> [Aim of the exercise] Give the data again, word for word.

(Items from a dataset)
☆ ☆ ☆ ☆ ☆ ☆ ☆

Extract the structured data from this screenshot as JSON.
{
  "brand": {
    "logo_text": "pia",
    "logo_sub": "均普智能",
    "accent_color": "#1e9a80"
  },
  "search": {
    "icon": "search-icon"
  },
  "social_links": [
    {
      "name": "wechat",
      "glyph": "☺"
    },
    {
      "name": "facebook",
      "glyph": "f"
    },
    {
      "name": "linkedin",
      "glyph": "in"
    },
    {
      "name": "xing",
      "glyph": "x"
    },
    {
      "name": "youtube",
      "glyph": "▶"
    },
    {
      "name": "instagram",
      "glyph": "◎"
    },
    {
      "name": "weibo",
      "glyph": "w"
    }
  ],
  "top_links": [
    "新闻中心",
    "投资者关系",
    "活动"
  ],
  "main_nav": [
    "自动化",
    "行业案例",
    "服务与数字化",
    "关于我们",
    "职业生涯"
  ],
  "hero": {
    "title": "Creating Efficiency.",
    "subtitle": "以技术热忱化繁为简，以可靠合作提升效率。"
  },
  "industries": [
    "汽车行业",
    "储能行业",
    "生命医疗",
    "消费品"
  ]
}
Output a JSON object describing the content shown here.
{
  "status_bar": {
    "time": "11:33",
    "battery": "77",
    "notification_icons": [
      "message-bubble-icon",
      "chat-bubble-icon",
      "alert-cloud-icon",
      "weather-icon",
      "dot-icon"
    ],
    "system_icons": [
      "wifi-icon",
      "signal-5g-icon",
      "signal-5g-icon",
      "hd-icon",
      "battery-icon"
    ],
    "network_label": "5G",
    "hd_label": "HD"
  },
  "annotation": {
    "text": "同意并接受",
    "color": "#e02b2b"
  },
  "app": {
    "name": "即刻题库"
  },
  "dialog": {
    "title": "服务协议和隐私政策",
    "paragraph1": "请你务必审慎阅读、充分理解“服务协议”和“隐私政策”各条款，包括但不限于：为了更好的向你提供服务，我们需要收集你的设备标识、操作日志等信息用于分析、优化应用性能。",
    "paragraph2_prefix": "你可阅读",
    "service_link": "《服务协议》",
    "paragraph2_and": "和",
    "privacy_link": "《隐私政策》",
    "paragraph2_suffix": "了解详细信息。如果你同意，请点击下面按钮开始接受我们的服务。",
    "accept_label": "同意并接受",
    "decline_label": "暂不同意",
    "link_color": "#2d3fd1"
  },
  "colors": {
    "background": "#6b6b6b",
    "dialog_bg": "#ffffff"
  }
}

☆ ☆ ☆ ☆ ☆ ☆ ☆

> [Answer space]
Extract the structured data from this screenshot as JSON.
{
  "brand": {
    "logo_text": "pia",
    "logo_sub": "均普智能",
    "accent_color": "#1e9a80"
  },
  "search": {
    "icon": "search-icon"
  },
  "social_links": [
    {
      "name": "wechat",
      "glyph": "☺"
    },
    {
      "name": "facebook",
      "glyph": "f"
    },
    {
      "name": "linkedin",
      "glyph": "in"
    },
    {
      "name": "xing",
      "glyph": "x"
    },
    {
      "name": "youtube",
      "glyph": "▶"
    },
    {
      "name": "instagram",
      "glyph": "◎"
    },
    {
      "name": "weibo",
      "glyph": "w"
    }
  ],
  "top_links": [
    "新闻中心",
    "投资者关系",
    "活动"
  ],
  "main_nav": [
    "自动化",
    "行业案例",
    "服务与数字化",
    "关于我们",
    "职业生涯"
  ],
  "hero": {
    "title": "Creating Efficiency.",
    "subtitle": "以技术热忱化繁为简，以可靠合作提升效率。"
  },
  "industries": [
    "汽车行业",
    "储能行业",
    "生命医疗",
    "消费品"
  ]
}
Output a JSON object describing the content shown here.
{
  "status_bar": {
    "time": "11:33",
    "battery": "77",
    "notification_icons": [
      "message-bubble-icon",
      "chat-bubble-icon",
      "alert-cloud-icon",
      "weather-icon",
      "dot-icon"
    ],
    "system_icons": [
      "wifi-icon",
      "signal-5g-icon",
      "signal-5g-icon",
      "hd-icon",
      "battery-icon"
    ],
    "network_label": "5G",
    "hd_label": "HD"
  },
  "annotation": {
    "text": "同意并接受",
    "color": "#e02b2b"
  },
  "app": {
    "name": "即刻题库"
  },
  "dialog": {
    "title": "服务协议和隐私政策",
    "paragraph1": "请你务必审慎阅读、充分理解“服务协议”和“隐私政策”各条款，包括但不限于：为了更好的向你提供服务，我们需要收集你的设备标识、操作日志等信息用于分析、优化应用性能。",
    "paragraph2_prefix": "你可阅读",
    "service_link": "《服务协议》",
    "paragraph2_and": "和",
    "privacy_link": "《隐私政策》",
    "paragraph2_suffix": "了解详细信息。如果你同意，请点击下面按钮开始接受我们的服务。",
    "accept_label": "同意并接受",
    "decline_label": "暂不同意",
    "link_color": "#2d3fd1"
  },
  "colors": {
    "background": "#6b6b6b",
    "dialog_bg": "#ffffff"
  }
}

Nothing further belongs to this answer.